Data Governance In Insurance Industry To Enhance The Outcomes

Any business with an online presence collects and stores data. While data and its analysis using various technologies, like AI, has become a key component of running a business, it has also increased the risk of a breach which can cause significant damage. But it is a necessary risk, as collecting, storing, and analysing data is vital in most industries, enabling a better understanding of customer needs, streamlining day-to-day operations, and making informed business decisions.

One of the key aspects of data is its accuracy,and data governance helps ensure data is accurate when business insights are derived from it. For these reasons, it is imperative for businesses to implement data governance to safeguard the way data is gathered, cleansed, stored and used.

Role of Data Governance in insurance industry
Insurance organizations collect vast quantities of data, and some of it is considered ‘sensitive data,’ requiring special considerations. Companies across the financial services sector, including insurance, are regularly targeted by cyber attackers due to the large volume of sensitive information they have, including consumer fiscal data. As a result, data governance is becoming largely regulated, and many countries are requiring insurance companies to apply and maintain an information security program to protect consumer data.

Data Governance in the insurance industry frequently requires insurance associations to re-think their approach to data to break internal silos &protect data while making it accessible and usable to both internal and external stakeholders, especially when it comes to protecting personally identifiable information (PII).It also requires investment in technology, people, and processes.Data Governance is an ongoing process that needs to constantly keep itself aligned with changing regulatory requirements.

Goals and benefits of data governance
The role of data is critical in the insurance business. Much of the data relied on by insurance companies is proprietary, meaning those entities alone are responsible for safeguarding it. Doing just that, while avoiding non-compliance with relevant data governance regulations, is critical. Getting it wrong can lead to significant fines, loss of consumer trust and an overall negative impact on the company.

One of the goals of data governance is also to enhance the overall quality and reliability of data. Accuracy and completeness of data have never been more critical. Implementing a proper data governance framework is imperative in order to enforce data quality rules, as ignoring it can lead to inaccurate insights leading to the risk of losing revenue.
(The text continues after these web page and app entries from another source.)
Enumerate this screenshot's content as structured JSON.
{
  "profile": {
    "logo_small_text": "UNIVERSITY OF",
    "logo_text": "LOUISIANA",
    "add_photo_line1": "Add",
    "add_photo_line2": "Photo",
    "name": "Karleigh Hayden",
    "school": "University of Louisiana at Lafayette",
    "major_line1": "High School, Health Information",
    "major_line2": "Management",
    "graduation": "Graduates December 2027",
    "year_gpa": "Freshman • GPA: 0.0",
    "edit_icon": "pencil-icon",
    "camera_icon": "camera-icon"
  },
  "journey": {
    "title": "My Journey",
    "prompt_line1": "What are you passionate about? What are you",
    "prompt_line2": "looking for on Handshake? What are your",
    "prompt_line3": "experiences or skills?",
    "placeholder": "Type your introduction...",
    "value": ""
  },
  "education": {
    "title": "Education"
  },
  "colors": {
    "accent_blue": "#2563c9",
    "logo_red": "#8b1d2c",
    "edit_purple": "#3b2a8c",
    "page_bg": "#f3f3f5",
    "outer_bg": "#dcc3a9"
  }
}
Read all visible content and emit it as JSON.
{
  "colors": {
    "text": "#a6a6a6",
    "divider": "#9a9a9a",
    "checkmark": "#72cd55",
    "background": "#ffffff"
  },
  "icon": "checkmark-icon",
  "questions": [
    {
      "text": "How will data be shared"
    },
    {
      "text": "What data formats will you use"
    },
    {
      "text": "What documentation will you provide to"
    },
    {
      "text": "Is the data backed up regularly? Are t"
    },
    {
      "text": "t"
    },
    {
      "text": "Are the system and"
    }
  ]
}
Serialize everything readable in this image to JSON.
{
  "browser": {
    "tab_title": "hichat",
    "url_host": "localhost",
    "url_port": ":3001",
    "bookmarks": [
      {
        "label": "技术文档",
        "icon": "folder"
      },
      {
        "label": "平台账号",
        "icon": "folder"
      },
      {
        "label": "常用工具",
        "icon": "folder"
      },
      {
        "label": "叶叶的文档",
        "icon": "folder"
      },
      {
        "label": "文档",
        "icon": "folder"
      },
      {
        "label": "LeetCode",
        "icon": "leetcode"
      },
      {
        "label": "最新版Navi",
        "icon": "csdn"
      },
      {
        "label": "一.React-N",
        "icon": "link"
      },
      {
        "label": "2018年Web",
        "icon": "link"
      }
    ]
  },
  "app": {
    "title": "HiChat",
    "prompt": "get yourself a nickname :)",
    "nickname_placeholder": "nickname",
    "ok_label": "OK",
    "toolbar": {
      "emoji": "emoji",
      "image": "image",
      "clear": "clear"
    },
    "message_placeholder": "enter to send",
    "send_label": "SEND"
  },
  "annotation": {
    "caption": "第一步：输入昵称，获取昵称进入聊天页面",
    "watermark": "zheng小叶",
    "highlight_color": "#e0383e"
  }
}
Implementation of Data governance
The need for Data Governance is exploding with data and analytics disrupting businesses and established ways of doing business. But governance must be approached holistically to ensure all areas of an organization are aligned and trained on appropriate governance approaches and techniques.

This enterprise-wide approach is especially important in insurance, where multiple departments within an organization need access to a centralized database so the entire organization can make business decisions based on the same information. Understanding and complying with laws and regulations pertaining to data in different jurisdictions is also a challenge, as running afoul of standards can be damaging to an insurance organization’s reputation and bottom line.

To implement a data governance program, an organization must first understand the types of data it uses, both owned and externally sourced. There are several challenges any insurance organization faces while collecting, storing, and effectively using that data for various purposes:

•Data coming in different formats via different channels leading to data format mismatch while storing data in a common repository
•Data quality issues such as unclean, non-standardized, and duplicate data
•Data Traceability issues because of poor metadata and lineage
•Data Ownership issues because of the absence of data stewards and data owners

Once the data landscape is defined, steps must be taken to identify the types of data an organization utilizes that require special considerations and safeguards like personally identifiable information or payment card data.

When the foundational work is complete, however, the data governance implementation process is not finished. Continuous process analysis and improvement, sometimes with significant investment required, is necessary to monitor and adjust to regulatory changes. Additionally, ensuring the right resources and technologies are in place to address these changes is vital. In short, data governance programs are three pronged initiatives: People, Process, and Technology.

All these challenges can be met by defining a proper data governance framework that ensures data formats are uniform and correct, the quality of data is improved, and metadata and lineage are adequately defined before data gets stored in the common repository. Lastly, it is also important that data stewards and data custodians are identified and assigned to effectively manage and govern the data on a continual basis.

Digital transformation of data governance
Data use is surging across insurance organizations as they strive to digitally transform operations, and this surge requires careful management and control with increased attention to the security and privacy of the customer information that comes with it. This can be a challenge for data governance protocols, but the good news is the same digital transformations can apply to the governance of data.

Digital tools can help insurance organizations not only realize more value from the data they have but also help adapt to changing regulations and internal uses. A digital approach to data governance must include the ability to monitor data usage across the enterprise and identify potential exposure points, as well as automate the monitoring of regulatory updates so organizations can keep current as the legal landscape changes.

Companies across industries, not just in insurance, must rise to meet these requirements or they will fall behind the competition or suffer significant reputational harm.